“Mayor Joven’s comments regarding the fact that I put pressure on my husband to vote my way was based on hearsay and by repeating it he was bearing false witness,” Patti Sprawls wrote in a letter to the OA. “Interesting enough, I have never met Mayor Javier Joven. Even worse, he directed his comments to clergy in our area.
“The Mayor has the right to make his case for why this city should pass that ordinance. He has the right to address any interest group he wishes. However, he does not have the right to declare a statement that is not true or impugn my husband’s character. For that, he should be ashamed.”
Patti Sprawls added: “This … is not about the issues associated with a sanctuary city or abortion in Odessa, rather it is an editorial reflecting the lack of credibility demonstrated by Mayor Joven. I do not question his zest and passion and I applaud his conviction, but in my opinion, this has clouded his judgment. I believe it is compromising his ability to remain open-minded and fair to others. If anyone in a leadership role feels the need to make statements and innuendos about a constituent, those statements should come from comments made during a one-on-one conversation instead of hearing it from the “grapevine.”
“Hearsay, misleading and untrue statements reflect poorly on anyone especially from our mayor.”
Joven, who has not responded to requests for comment, on Thursday shared a post from The Potter’s House of Dallas on his personal Facebook page that indicated that he was feeling persecuted.
“It may seem like your enemies have you surrounded but God has you covered.

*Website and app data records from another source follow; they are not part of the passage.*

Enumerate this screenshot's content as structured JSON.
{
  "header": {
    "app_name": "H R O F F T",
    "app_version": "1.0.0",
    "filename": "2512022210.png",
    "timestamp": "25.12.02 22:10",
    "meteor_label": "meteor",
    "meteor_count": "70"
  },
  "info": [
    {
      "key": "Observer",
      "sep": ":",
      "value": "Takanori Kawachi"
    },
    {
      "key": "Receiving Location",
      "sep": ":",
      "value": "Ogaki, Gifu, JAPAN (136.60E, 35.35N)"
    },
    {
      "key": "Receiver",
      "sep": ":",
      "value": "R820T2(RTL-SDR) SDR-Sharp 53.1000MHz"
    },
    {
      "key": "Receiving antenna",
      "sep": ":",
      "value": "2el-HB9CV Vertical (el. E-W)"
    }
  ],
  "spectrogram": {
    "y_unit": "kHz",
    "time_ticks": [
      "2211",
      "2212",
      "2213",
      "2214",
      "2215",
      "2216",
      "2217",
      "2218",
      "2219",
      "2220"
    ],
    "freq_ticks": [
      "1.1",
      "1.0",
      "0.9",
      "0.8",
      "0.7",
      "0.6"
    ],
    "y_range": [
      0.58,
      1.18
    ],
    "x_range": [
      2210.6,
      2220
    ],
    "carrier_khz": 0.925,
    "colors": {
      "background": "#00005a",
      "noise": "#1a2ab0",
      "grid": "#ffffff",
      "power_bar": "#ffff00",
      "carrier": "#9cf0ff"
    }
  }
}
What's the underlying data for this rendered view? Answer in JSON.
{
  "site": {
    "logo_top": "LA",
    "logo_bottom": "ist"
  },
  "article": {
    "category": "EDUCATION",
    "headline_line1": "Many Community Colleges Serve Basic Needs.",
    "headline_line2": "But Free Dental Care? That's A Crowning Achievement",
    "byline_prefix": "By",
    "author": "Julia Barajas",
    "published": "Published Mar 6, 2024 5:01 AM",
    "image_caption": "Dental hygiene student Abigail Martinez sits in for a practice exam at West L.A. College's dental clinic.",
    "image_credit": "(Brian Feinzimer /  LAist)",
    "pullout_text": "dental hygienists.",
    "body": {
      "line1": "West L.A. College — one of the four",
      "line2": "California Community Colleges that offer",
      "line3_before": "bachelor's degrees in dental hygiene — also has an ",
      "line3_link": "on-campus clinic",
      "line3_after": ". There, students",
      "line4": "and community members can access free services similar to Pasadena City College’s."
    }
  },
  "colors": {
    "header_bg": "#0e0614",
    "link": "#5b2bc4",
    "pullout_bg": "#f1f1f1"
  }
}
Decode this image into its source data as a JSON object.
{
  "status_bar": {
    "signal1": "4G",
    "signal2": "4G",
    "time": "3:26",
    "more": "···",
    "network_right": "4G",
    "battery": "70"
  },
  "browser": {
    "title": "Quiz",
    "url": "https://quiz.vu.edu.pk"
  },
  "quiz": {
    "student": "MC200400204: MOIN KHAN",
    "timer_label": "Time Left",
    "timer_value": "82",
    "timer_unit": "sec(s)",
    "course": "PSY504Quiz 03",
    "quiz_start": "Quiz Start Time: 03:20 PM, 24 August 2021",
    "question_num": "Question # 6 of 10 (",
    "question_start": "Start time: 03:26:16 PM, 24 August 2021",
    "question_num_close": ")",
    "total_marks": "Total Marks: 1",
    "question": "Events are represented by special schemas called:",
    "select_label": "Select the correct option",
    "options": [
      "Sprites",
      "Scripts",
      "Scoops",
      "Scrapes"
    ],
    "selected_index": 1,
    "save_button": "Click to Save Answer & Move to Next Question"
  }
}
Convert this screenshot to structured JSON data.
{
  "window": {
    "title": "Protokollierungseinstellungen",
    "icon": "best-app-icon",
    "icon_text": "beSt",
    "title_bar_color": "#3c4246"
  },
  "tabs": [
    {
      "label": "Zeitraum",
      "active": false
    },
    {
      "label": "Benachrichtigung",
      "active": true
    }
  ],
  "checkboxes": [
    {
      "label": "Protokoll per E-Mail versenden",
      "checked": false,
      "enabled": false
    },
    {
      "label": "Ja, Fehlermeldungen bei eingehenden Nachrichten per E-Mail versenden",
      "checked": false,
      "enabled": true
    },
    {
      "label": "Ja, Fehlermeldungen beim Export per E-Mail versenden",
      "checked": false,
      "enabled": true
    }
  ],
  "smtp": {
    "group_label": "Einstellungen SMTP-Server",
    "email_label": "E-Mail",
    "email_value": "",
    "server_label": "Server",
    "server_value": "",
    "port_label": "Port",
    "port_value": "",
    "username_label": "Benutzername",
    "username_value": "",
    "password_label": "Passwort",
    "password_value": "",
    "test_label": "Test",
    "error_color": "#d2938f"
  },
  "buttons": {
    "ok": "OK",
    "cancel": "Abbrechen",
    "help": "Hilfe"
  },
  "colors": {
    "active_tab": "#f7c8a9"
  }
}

Your haters will have to get in the ditch with you in order to destroy your destiny. Keep breathing and believing.”
Commenting directly on the post, Joven wrote: “Now this is prophetic … keep praying and believing.”
During the zoom, Joven said he is reluctant to place the abortion issue before council for a vote anytime soon because he knows it will face certain defeat. In January, Joven asked council to consider the ordinance during a work session and council members Detra White, Mari Willis, Steve Thompson and Sprawls stated they would not support it. Joven said at the time he would bring the issue back to council at a later date. Joven’s political allies, council members Mark Matta and Denise Swanner have publicly expressed support for the ordinance.
Joven previously, and during the zoom session, questioned the faith of the four council members who opposed the ordinance.
The Mayor said pursuing a public vote is a last resort. An election would cost taxpayers more than $100,000 to hold, Joven said. It would also take about one year to schedule, he added.
“A campaign is a lot of work, it’s hard work,” said Joven, who noted it would take at least 7,000 signatures to get the ordinance issue on the ballot.
Sprawls said this week that he would support a public vote on the proposed ordinance, but did not think it was needed because legal abortions have not occurred in Odessa in at least a decade, according to local health officials.
“It would be an ordinance chasing a problem we don’t have,” Sprawls said. “We don’t need that.”
Sprawls also said he thought it was ironic that Joven and council members Denise Swanner and Mark Matta are reluctant to hold a public vote on the abortion ordinance because of the cost, but are lobbying for a public vote on whether to renovate the city’s aging water plant.
“Sometimes what they say and do doesn’t make a lot of sense,” Sprawls said.
Matta took exception to Sprawls comments.
“I have never said I’m opposed to a public vote on this sanctuary city ordinance,” Matta wrote in a text sent to the OA. “I haven’t said anything to Tom Sprawls about not wanting to take this to a public vote or take this to a public vote. (sic)
“He just assumed what he said in order to help make (the OA’s) story a lil’ more juicy and to get a lil’ dig in there as a bonus. I realize the (OA’s) job is to try and sell papers. For the record I am not opposed to a public vote on this issue. This is all I have to say about this.”
The mayor has repeatedly called the sanctuary city ordinance his “top priority” for Odessa.